··· RECORDS FOR THIS EXERCISE
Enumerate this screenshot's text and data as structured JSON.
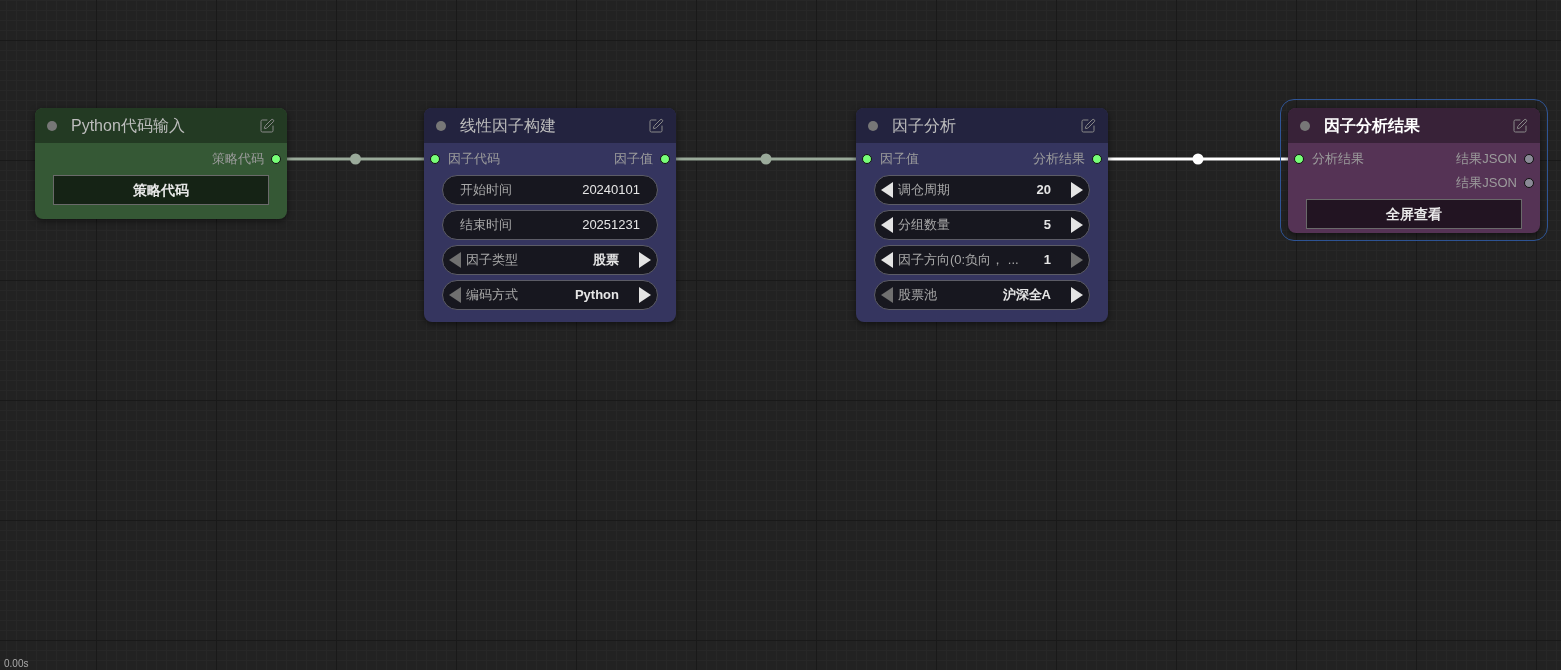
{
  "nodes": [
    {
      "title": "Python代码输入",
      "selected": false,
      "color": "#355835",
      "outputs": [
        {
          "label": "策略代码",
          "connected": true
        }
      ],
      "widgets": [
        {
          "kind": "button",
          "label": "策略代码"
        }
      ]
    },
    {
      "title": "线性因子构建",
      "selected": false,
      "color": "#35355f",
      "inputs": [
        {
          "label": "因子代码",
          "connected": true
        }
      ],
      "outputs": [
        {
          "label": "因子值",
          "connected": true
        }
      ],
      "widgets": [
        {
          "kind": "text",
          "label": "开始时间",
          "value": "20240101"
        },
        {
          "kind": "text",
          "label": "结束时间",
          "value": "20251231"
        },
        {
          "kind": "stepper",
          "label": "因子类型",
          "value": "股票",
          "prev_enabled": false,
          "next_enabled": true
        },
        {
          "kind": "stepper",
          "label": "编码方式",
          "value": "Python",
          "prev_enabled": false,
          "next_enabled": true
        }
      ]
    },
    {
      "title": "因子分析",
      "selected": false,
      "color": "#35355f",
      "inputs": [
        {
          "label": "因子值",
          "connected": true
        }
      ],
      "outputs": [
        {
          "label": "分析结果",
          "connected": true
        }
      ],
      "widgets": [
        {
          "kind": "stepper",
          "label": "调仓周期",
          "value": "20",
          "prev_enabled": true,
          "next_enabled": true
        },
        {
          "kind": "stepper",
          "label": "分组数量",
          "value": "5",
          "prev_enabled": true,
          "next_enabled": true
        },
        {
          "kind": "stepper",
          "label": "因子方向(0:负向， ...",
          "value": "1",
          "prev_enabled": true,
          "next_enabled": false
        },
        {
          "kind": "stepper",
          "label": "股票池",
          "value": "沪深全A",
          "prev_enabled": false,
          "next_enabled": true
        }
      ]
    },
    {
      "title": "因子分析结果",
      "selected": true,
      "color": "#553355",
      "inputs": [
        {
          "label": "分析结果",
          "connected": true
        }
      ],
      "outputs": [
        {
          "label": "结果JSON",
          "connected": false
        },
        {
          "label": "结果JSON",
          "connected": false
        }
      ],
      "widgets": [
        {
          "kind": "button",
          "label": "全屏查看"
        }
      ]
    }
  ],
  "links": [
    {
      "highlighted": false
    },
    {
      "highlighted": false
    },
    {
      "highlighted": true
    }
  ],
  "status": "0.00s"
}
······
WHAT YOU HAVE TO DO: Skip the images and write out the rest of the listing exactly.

FINAL ANSWER:
Enumerate this screenshot's text and data as structured JSON.
{
  "nodes": [
    {
      "title": "Python代码输入",
      "selected": false,
      "color": "#355835",
      "outputs": [
        {
          "label": "策略代码",
          "connected": true
        }
      ],
      "widgets": [
        {
          "kind": "button",
          "label": "策略代码"
        }
      ]
    },
    {
      "title": "线性因子构建",
      "selected": false,
      "color": "#35355f",
      "inputs": [
        {
          "label": "因子代码",
          "connected": true
        }
      ],
      "outputs": [
        {
          "label": "因子值",
          "connected": true
        }
      ],
      "widgets": [
        {
          "kind": "text",
          "label": "开始时间",
          "value": "20240101"
        },
        {
          "kind": "text",
          "label": "结束时间",
          "value": "20251231"
        },
        {
          "kind": "stepper",
          "label": "因子类型",
          "value": "股票",
          "prev_enabled": false,
          "next_enabled": true
        },
        {
          "kind": "stepper",
          "label": "编码方式",
          "value": "Python",
          "prev_enabled": false,
          "next_enabled": true
        }
      ]
    },
    {
      "title": "因子分析",
      "selected": false,
      "color": "#35355f",
      "inputs": [
        {
          "label": "因子值",
          "connected": true
        }
      ],
      "outputs": [
        {
          "label": "分析结果",
          "connected": true
        }
      ],
      "widgets": [
        {
          "kind": "stepper",
          "label": "调仓周期",
          "value": "20",
          "prev_enabled": true,
          "next_enabled": true
        },
        {
          "kind": "stepper",
          "label": "分组数量",
          "value": "5",
          "prev_enabled": true,
          "next_enabled": true
        },
        {
          "kind": "stepper",
          "label": "因子方向(0:负向， ...",
          "value": "1",
          "prev_enabled": true,
          "next_enabled": false
        },
        {
          "kind": "stepper",
          "label": "股票池",
          "value": "沪深全A",
          "prev_enabled": false,
          "next_enabled": true
        }
      ]
    },
    {
      "title": "因子分析结果",
      "selected": true,
      "color": "#553355",
      "inputs": [
        {
          "label": "分析结果",
          "connected": true
        }
      ],
      "outputs": [
        {
          "label": "结果JSON",
          "connected": false
        },
        {
          "label": "结果JSON",
          "connected": false
        }
      ],
      "widgets": [
        {
          "kind": "button",
          "label": "全屏查看"
        }
      ]
    }
  ],
  "links": [
    {
      "highlighted": false
    },
    {
      "highlighted": false
    },
    {
      "highlighted": true
    }
  ],
  "status": "0.00s"
}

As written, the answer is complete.